01 July 2009

Two steps back

I'm frustrated. I have been plugging through St. Teresa's Interior Castle and feel like I'm reading the Book of Acts without having all the necessary background to appreciate how significant everything is. Or, that I am taking calculus without understanding algebra first. It seems very difficult, if not impossible, to push forward without establishing a good foundation.

So, I dug out some of the books I have sitting on the shelf to provide an overview of St. Teresa's and St. John of the Cross' works (A Guide to the Stages of Prayer according to St. Teresa of Avila and St. John of the Cross, and Carmelite Asceticism.)

I did find a study guide online, but haven't looked at it yet. Secular source, so will look for others. A Carmelite study guide would be best. Any suggestions?

Wish Jeff Cavins had a series on this!

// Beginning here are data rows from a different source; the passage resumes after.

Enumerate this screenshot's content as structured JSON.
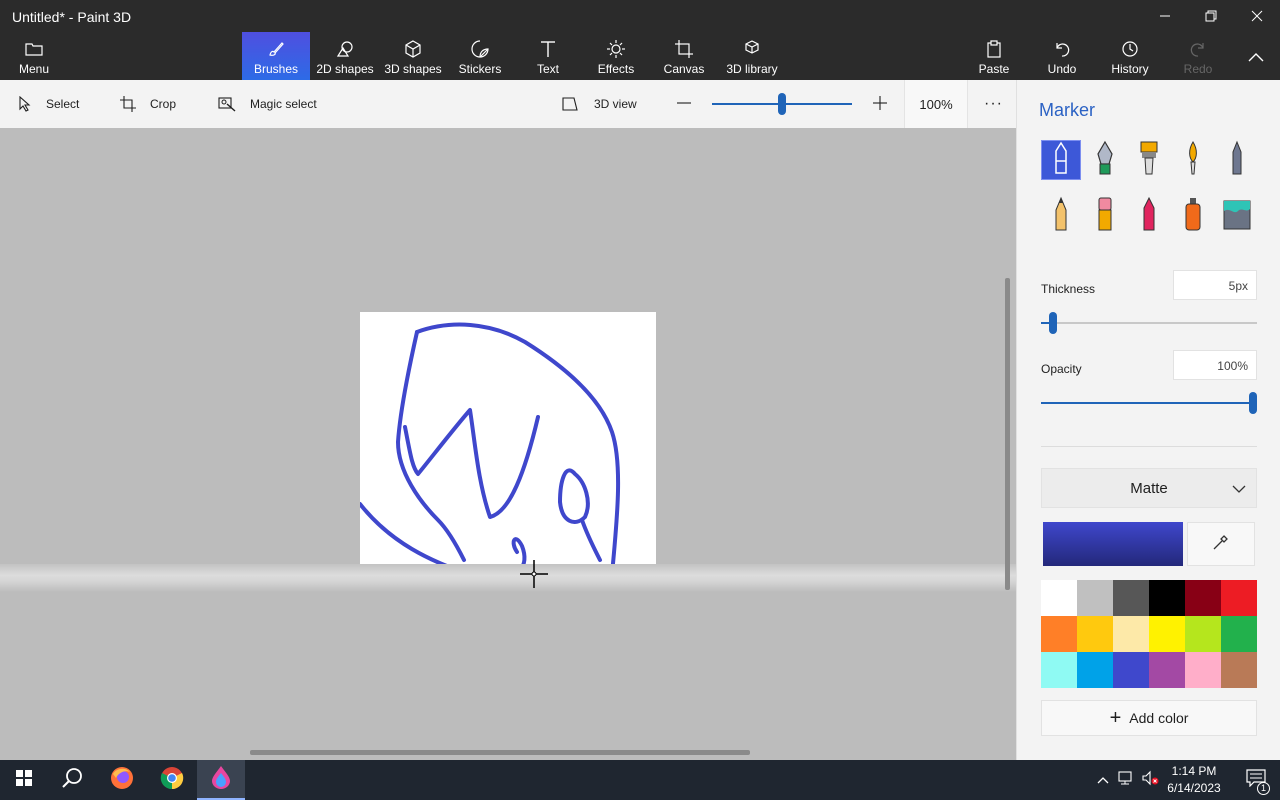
{
  "window": {
    "title": "Untitled* - Paint 3D",
    "minimize_icon": "minimize-icon",
    "restore_icon": "restore-icon",
    "close_icon": "close-icon"
  },
  "ribbon": {
    "menu_label": "Menu",
    "tabs": [
      {
        "label": "Brushes",
        "icon": "brush-icon",
        "active": true
      },
      {
        "label": "2D shapes",
        "icon": "2d-shapes-icon"
      },
      {
        "label": "3D shapes",
        "icon": "3d-shapes-icon"
      },
      {
        "label": "Stickers",
        "icon": "stickers-icon"
      },
      {
        "label": "Text",
        "icon": "text-icon"
      },
      {
        "label": "Effects",
        "icon": "effects-icon"
      },
      {
        "label": "Canvas",
        "icon": "canvas-icon"
      },
      {
        "label": "3D library",
        "icon": "3d-library-icon"
      }
    ],
    "actions": [
      {
        "label": "Paste",
        "icon": "paste-icon"
      },
      {
        "label": "Undo",
        "icon": "undo-icon"
      },
      {
        "label": "History",
        "icon": "history-icon"
      },
      {
        "label": "Redo",
        "icon": "redo-icon",
        "disabled": true
      }
    ]
  },
  "toolbar": {
    "select_label": "Select",
    "crop_label": "Crop",
    "magic_select_label": "Magic select",
    "view_3d_label": "3D view",
    "zoom_value": "100%",
    "zoom_level": 0.5,
    "more_label": "···"
  },
  "panel": {
    "title": "Marker",
    "brushes": [
      "marker",
      "calligraphy-pen",
      "oil-brush",
      "watercolor",
      "pixel-pen",
      "pencil",
      "eraser",
      "crayon",
      "spray-can",
      "fill"
    ],
    "thickness_label": "Thickness",
    "thickness_value": "5px",
    "thickness_level": 0.04,
    "opacity_label": "Opacity",
    "opacity_value": "100%",
    "opacity_level": 1.0,
    "finish": "Matte",
    "current_color": "#3f47cc",
    "palette": [
      "#ffffff",
      "#c0c0c0",
      "#575757",
      "#000000",
      "#880015",
      "#ed1c24",
      "#ff7f27",
      "#ffc90e",
      "#fde9a8",
      "#fff200",
      "#b5e61d",
      "#22b14c",
      "#8ffaf3",
      "#00a2e8",
      "#3f48cc",
      "#a349a4",
      "#ffaec9",
      "#b97a57"
    ],
    "add_color_label": "Add color"
  },
  "taskbar": {
    "time": "1:14 PM",
    "date": "6/14/2023",
    "notification_count": "1"
  }
}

St. Teresa and St. John of the Cross, when they set out to instruct us in the way of perfection, do not content themselves with any common ideal; they put before us the mystical ideal in all its sublimity. The ascetic life is, for them the Way of Perfection, leading to the Interior Castle; it is the Ascent of Mount Carmel, that Mount whereon the mystical strains of the Spiritual Canticle echo ceaselessly, where the soul is ever consumed by the Living Flame of Love.
~Carmelite Asceticism, by Very Reverend Father Anastasius of the Holy Rosary, OCD

It's no wonder I'm floundering; I don't have a sublime bone in my body. Maybe I should take this statement as a road map and start with the Way of Perfection, then the Interior Castle.

I'll be lucky if I even get to the study guide!


John said...

I am currently reading "I Want to See God" by P. Marie-Eugene - it is exactly what you are describing.

Grace and peace.

swissmiss said...

Thanks John! I'll have to look into it. I spoke with a Carmelite nun and she recommended Ven. Teresita Quevedo, but I haven't searched for anything she's written yet. My spiritual director, a Carmelite Brother, was puzzled that I was wanting something foundational and told me to keep reading the Interior Castle and we would discuss it. I hope he has a few days set aside for all my questions!

Kathy said...

Don't know if it is still relevant to you but Thomas Ashbrook's recent book, "Mansions of the Heart" is excellent - it makes Teresa's work very accessible and relevant. Written by a Protestant but that shouldn't be a problem.